There’s good and bad news to recent discoveries regarding excessive leaks from the swimming pool behind Coquina Hall: it isn’t sinking, but repairs could be just as costly as replacement.
While prices aren’t set, $500,000 was the estimate discussed for pool repairs at a Student Government meeting on April 4.
Too much water in the tunnel located around the base of the pool has been a cause for concern over a year now. But because the pool is located so close to the bay, the source of the water was hard to pin down.
“It’s been getting worse every month for 18 months,” said Zac Oppenheim, USFSP water programs coordinator.
It wasn’t long for faculty at the waterfront to realize the pool was losing a significant amount of water.
In the beginning of April, a geotechnical firm found the cause of the leak wasn’t due to sinking. The water was coming from the area where the pool walls meet the deck. This area, called the cold joint, is where an older layer of concrete intersects a newer layer.
Over time, the joint has failed. Water and chemicals are emptying into the earth underneath the pool.
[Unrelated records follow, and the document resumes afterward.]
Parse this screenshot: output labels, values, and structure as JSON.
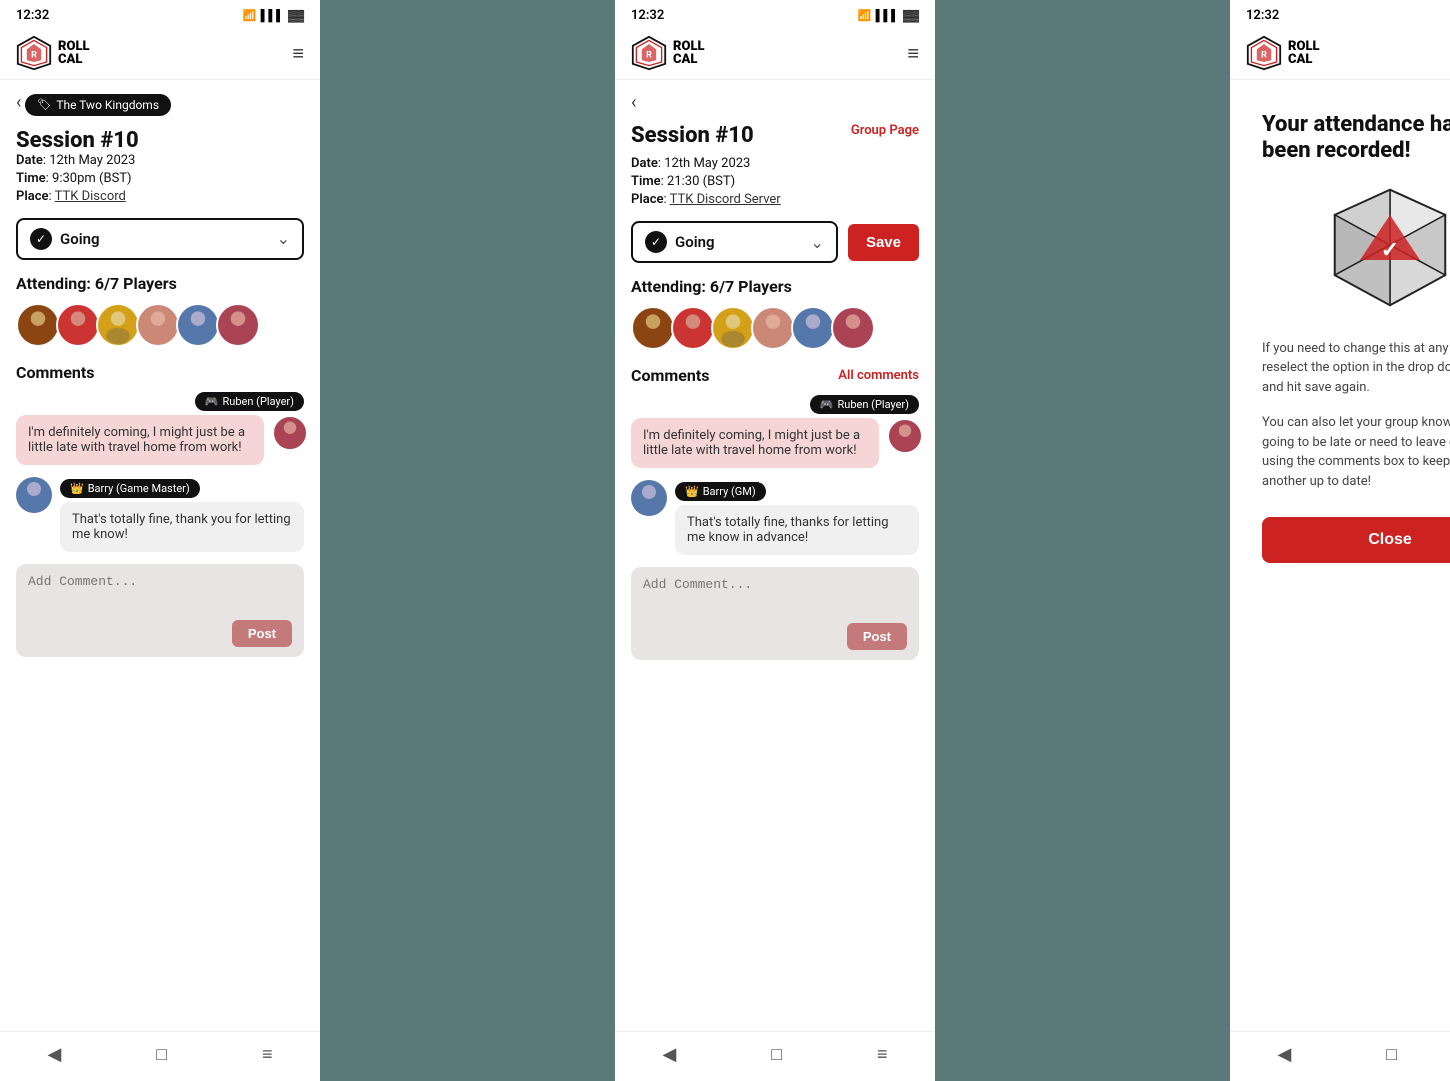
{
  "panels": [
    {
      "id": "left",
      "status": {
        "time": "12:32",
        "icons": "WiFi Signal Battery"
      },
      "header": {
        "logo_line1": "ROLL",
        "logo_line2": "CAL",
        "menu_icon": "≡"
      },
      "tag": "The Two Kingdoms",
      "session_title": "Session #10",
      "details": {
        "date_label": "Date",
        "date_value": "12th May 2023",
        "time_label": "Time",
        "time_value": "9:30pm (BST)",
        "place_label": "Place",
        "place_value": "TTK Discord"
      },
      "going_label": "Going",
      "attending": {
        "label": "Attending:",
        "count": "6/7 Players"
      },
      "comments_title": "Comments",
      "comments": [
        {
          "author": "Ruben (Player)",
          "role_icon": "🎮",
          "text": "I'm definitely coming, I might just be a little late with travel home from work!",
          "type": "right"
        },
        {
          "author": "Barry (Game Master)",
          "role_icon": "👑",
          "text": "That's totally fine, thank you for letting me know!",
          "type": "left"
        }
      ],
      "add_comment_placeholder": "Add Comment...",
      "post_label": "Post"
    },
    {
      "id": "middle",
      "status": {
        "time": "12:32"
      },
      "header": {
        "logo_line1": "ROLL",
        "logo_line2": "CAL",
        "menu_icon": "≡"
      },
      "session_title": "Session #10",
      "group_page_label": "Group Page",
      "details": {
        "date_label": "Date",
        "date_value": "12th May 2023",
        "time_label": "Time",
        "time_value": "21:30 (BST)",
        "place_label": "Place",
        "place_value": "TTK Discord Server"
      },
      "going_label": "Going",
      "save_label": "Save",
      "attending": {
        "label": "Attending:",
        "count": "6/7 Players"
      },
      "comments_title": "Comments",
      "all_comments_label": "All comments",
      "comments": [
        {
          "author": "Ruben (Player)",
          "role_icon": "🎮",
          "text": "I'm definitely coming, I might just be a little late with travel home from work!",
          "type": "right"
        },
        {
          "author": "Barry (GM)",
          "role_icon": "👑",
          "text": "That's totally fine, thanks for letting me know in advance!",
          "type": "left"
        }
      ],
      "add_comment_placeholder": "Add Comment...",
      "post_label": "Post"
    },
    {
      "id": "right",
      "status": {
        "time": "12:32"
      },
      "header": {
        "logo_line1": "ROLL",
        "logo_line2": "CAL",
        "close_icon": "✕"
      },
      "confirmation_title": "Your attendance has been recorded!",
      "confirmation_text1": "If you need to change this at any point, just reselect the option in the drop down menu and hit save again.",
      "confirmation_text2": "You can also let your group know if you're going to be late or need to leave early by using the comments box to keep one another up to date!",
      "close_label": "Close"
    }
  ]
}
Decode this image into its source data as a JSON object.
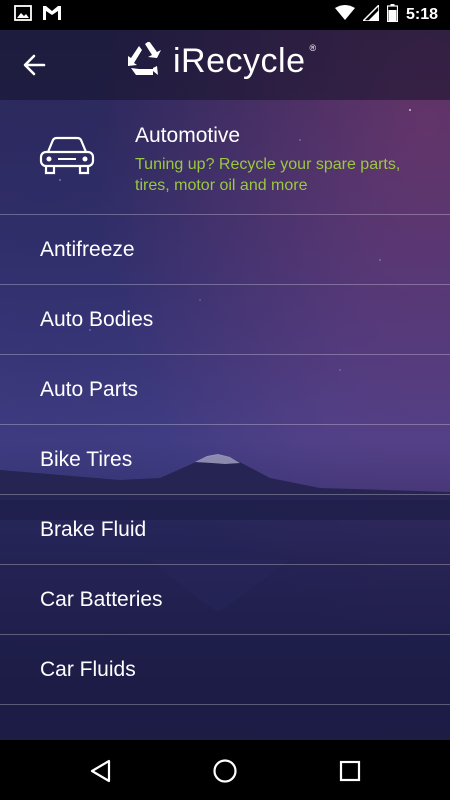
{
  "status_bar": {
    "time": "5:18",
    "icons": [
      "image-icon",
      "gmail-icon",
      "wifi-icon",
      "signal-icon",
      "battery-icon"
    ]
  },
  "app_bar": {
    "title": "iRecycle",
    "registered_mark": "®",
    "back_icon": "arrow-left-icon",
    "logo_icon": "recycle-icon"
  },
  "category": {
    "icon": "car-icon",
    "title": "Automotive",
    "description": "Tuning up? Recycle your spare parts, tires, motor oil and more",
    "description_color": "#9bc83f"
  },
  "items": [
    {
      "label": "Antifreeze"
    },
    {
      "label": "Auto Bodies"
    },
    {
      "label": "Auto Parts"
    },
    {
      "label": "Bike Tires"
    },
    {
      "label": "Brake Fluid"
    },
    {
      "label": "Car Batteries"
    },
    {
      "label": "Car Fluids"
    }
  ],
  "nav_bar": {
    "icons": [
      "back-triangle-icon",
      "home-circle-icon",
      "recents-square-icon"
    ]
  }
}
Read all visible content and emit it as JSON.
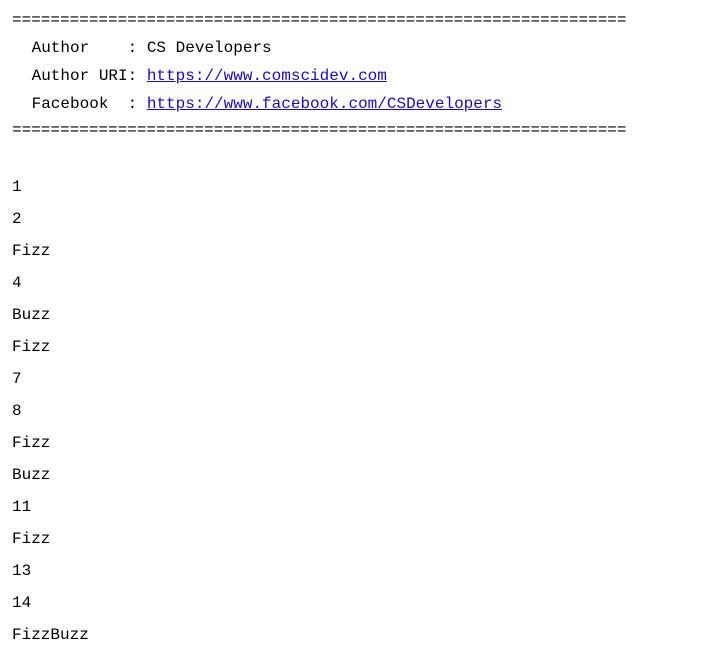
{
  "divider": "================================================================",
  "header": {
    "author_label": " Author    : ",
    "author_value": "CS Developers",
    "author_uri_label": " Author URI: ",
    "author_uri_value": "https://www.comscidev.com",
    "facebook_label": " Facebook  : ",
    "facebook_value": "https://www.facebook.com/CSDevelopers"
  },
  "output": {
    "lines": [
      "1",
      "2",
      "Fizz",
      "4",
      "Buzz",
      "Fizz",
      "7",
      "8",
      "Fizz",
      "Buzz",
      "11",
      "Fizz",
      "13",
      "14",
      "FizzBuzz"
    ]
  }
}
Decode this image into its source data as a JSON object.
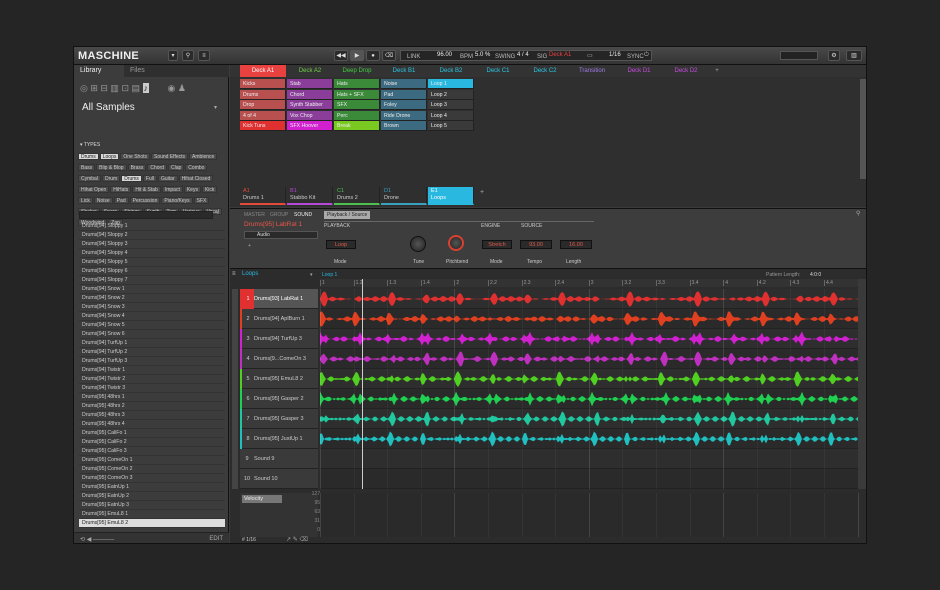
{
  "header": {
    "logo": "MASCHINE",
    "link": "LINK",
    "bpm_value": "96.00",
    "bpm_unit": "BPM",
    "swing_value": "5.0 %",
    "swing_unit": "SWING",
    "sig": "4 / 4",
    "sig_unit": "SIG",
    "scene": "Deck A1",
    "grid": "1/16",
    "sync": "SYNC"
  },
  "browser": {
    "tabs": [
      "Library",
      "Files"
    ],
    "title": "All Samples",
    "types_label": "▾ TYPES",
    "tags": [
      "Drums",
      "Loops",
      "One Shots",
      "Sound Effects",
      "Ambience",
      "Bass",
      "Blip & Blop",
      "Brass",
      "Chord",
      "Clap",
      "Combo",
      "Cymbal",
      "Drum",
      "Drums",
      "Full",
      "Guitar",
      "Hihat Closed",
      "Hihat Open",
      "HiHats",
      "Hit & Stab",
      "Impact",
      "Keys",
      "Kick",
      "Lick",
      "Noise",
      "Pad",
      "Percussion",
      "Piano/Keys",
      "SFX",
      "Shaker",
      "Snare",
      "Strings",
      "Synth",
      "Tom",
      "Various",
      "Vocal",
      "Woodwind",
      "Zap"
    ],
    "selected_tags": [
      "Loops",
      "Drums"
    ],
    "files": [
      "Drums[94] Sloppy 1",
      "Drums[94] Sloppy 2",
      "Drums[94] Sloppy 3",
      "Drums[94] Sloppy 4",
      "Drums[94] Sloppy 5",
      "Drums[94] Sloppy 6",
      "Drums[94] Sloppy 7",
      "Drums[94] Snow 1",
      "Drums[94] Snow 2",
      "Drums[94] Snow 3",
      "Drums[94] Snow 4",
      "Drums[94] Snow 5",
      "Drums[94] Snow 6",
      "Drums[94] TurfUp 1",
      "Drums[94] TurfUp 2",
      "Drums[94] TurfUp 3",
      "Drums[94] Twistr 1",
      "Drums[94] Twistr 2",
      "Drums[94] Twistr 3",
      "Drums[95] 48hrs 1",
      "Drums[95] 48hrs 2",
      "Drums[95] 48hrs 3",
      "Drums[95] 48hrs 4",
      "Drums[95] CaliFo 1",
      "Drums[95] CaliFo 2",
      "Drums[95] CaliFo 3",
      "Drums[95] ComeOn 1",
      "Drums[95] ComeOn 2",
      "Drums[95] ComeOn 3",
      "Drums[95] EatnUp 1",
      "Drums[95] EatnUp 2",
      "Drums[95] EatnUp 3",
      "Drums[95] EmuL8 1",
      "Drums[95] EmuL8 2"
    ],
    "selected_file": "Drums[95] EmuL8 2"
  },
  "scenes": [
    "Deck A1",
    "Deck A2",
    "Deep Drop",
    "Deck B1",
    "Deck B2",
    "Deck C1",
    "Deck C2",
    "Transition",
    "Deck D1",
    "Deck D2"
  ],
  "scene_colors": [
    "#e94040",
    "#6fd04a",
    "#3fcf3f",
    "#29c8e6",
    "#29c8e6",
    "#29c8e6",
    "#29c8e6",
    "#9f7be8",
    "#c94be0",
    "#c94be0"
  ],
  "pattern_cols": [
    {
      "color": "#b85050",
      "items": [
        "Kicks",
        "Drums",
        "Drop",
        "4 of 4",
        "Kick Tuns"
      ]
    },
    {
      "color": "#8a3e9a",
      "items": [
        "Stab",
        "Chord",
        "Synth Stabber",
        "Vox Chop",
        "SFX Hoover"
      ]
    },
    {
      "color": "#3a8a3a",
      "items": [
        "Hats",
        "Hats + SFX",
        "SFX",
        "Perc",
        "Break"
      ]
    },
    {
      "color": "#3c6a80",
      "items": [
        "Noise",
        "Pad",
        "Foley",
        "Ride Drone",
        "Brown"
      ]
    },
    {
      "color": "#3a3a3a",
      "items": [
        "Loop 1",
        "Loop 2",
        "Loop 3",
        "Loop 4",
        "Loop 5"
      ]
    }
  ],
  "groups": [
    {
      "id": "A1",
      "name": "Drums 1",
      "color": "#e34a3a"
    },
    {
      "id": "B1",
      "name": "Stabbo Kit",
      "color": "#b648d8"
    },
    {
      "id": "C1",
      "name": "Drums 2",
      "color": "#4fc04f"
    },
    {
      "id": "D1",
      "name": "Drone",
      "color": "#3aa0c0"
    },
    {
      "id": "E1",
      "name": "Loops",
      "color": "#29b8e0"
    }
  ],
  "control": {
    "tabs": [
      "MASTER",
      "GROUP",
      "SOUND"
    ],
    "page": "Playback / Source",
    "sound_name": "Drums[95] LabRat 1",
    "module": "Audio",
    "sections": [
      "PLAYBACK",
      "ENGINE",
      "SOURCE"
    ],
    "params": [
      {
        "label": "Mode",
        "value": "Loop"
      },
      {
        "label": "Tune",
        "value": ""
      },
      {
        "label": "Pitchbend",
        "value": ""
      },
      {
        "label": "Mode",
        "value": "Stretch"
      },
      {
        "label": "Tempo",
        "value": "93.00"
      },
      {
        "label": "Length",
        "value": "16.00"
      }
    ]
  },
  "pattern": {
    "group": "Loops",
    "name": "Loop 1",
    "length_label": "Pattern Length:",
    "length": "4:0:0",
    "ruler": [
      "1",
      "1.2",
      "1.3",
      "1.4",
      "2",
      "2.2",
      "2.3",
      "2.4",
      "3",
      "3.2",
      "3.3",
      "3.4",
      "4",
      "4.2",
      "4.3",
      "4.4"
    ],
    "sounds": [
      {
        "n": "1",
        "name": "Drums[93] LabRat 1",
        "color": "#e03030"
      },
      {
        "n": "2",
        "name": "Drums[94] AplBurn 1",
        "color": "#e04020"
      },
      {
        "n": "3",
        "name": "Drums[94] TurfUp 3",
        "color": "#d020d0"
      },
      {
        "n": "4",
        "name": "Drums[9...ComeOn 3",
        "color": "#c030c0"
      },
      {
        "n": "5",
        "name": "Drums[95] EmuL8 2",
        "color": "#50d020"
      },
      {
        "n": "6",
        "name": "Drums[95] Gasper 2",
        "color": "#20d050"
      },
      {
        "n": "7",
        "name": "Drums[95] Gasper 3",
        "color": "#20c8a0"
      },
      {
        "n": "8",
        "name": "Drums[95] JustUp 1",
        "color": "#20c0c0"
      },
      {
        "n": "9",
        "name": "Sound 9",
        "color": ""
      },
      {
        "n": "10",
        "name": "Sound 10",
        "color": ""
      }
    ],
    "velocity_label": "Velocity",
    "vel_ticks": [
      "127",
      "95",
      "63",
      "31",
      "0"
    ],
    "step": "1/16"
  }
}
“It’s leaking like a sieve,” said Construction Project Manager Brian Long.
Now, work towards figuring out the best solution is underway. Long expects to receive estimates within the next few weeks. Pool repairs are hardly cheap or quick, and sometimes more expensive than total replacement.
“This isn’t like putting up a wall or replacing an air conditioner or something … it takes a little longer to get the pricing done,” Long said.
The pool is over 70 years old, and has had some work done recently. In 2010, leaks pointed to settlement issues on the deep end of the pool, which called for cutting the deck, resettling the earth, and a new pour of concrete. Water leaks didn’t cease after construction.
Florida Leak Locators have made many trips to the pool in recent years.
“I cannot even estimate how many times,” said Teresa Przetocki, aquatic programs coordinator.
The water loss is so severe it’s noticeable from above ground, Przetocki said, pointing to the water level at the edge of the pool.
The pool was built in 1939 as part of an active U.S. Maritime Service training station.
Photo by Daniel Mutter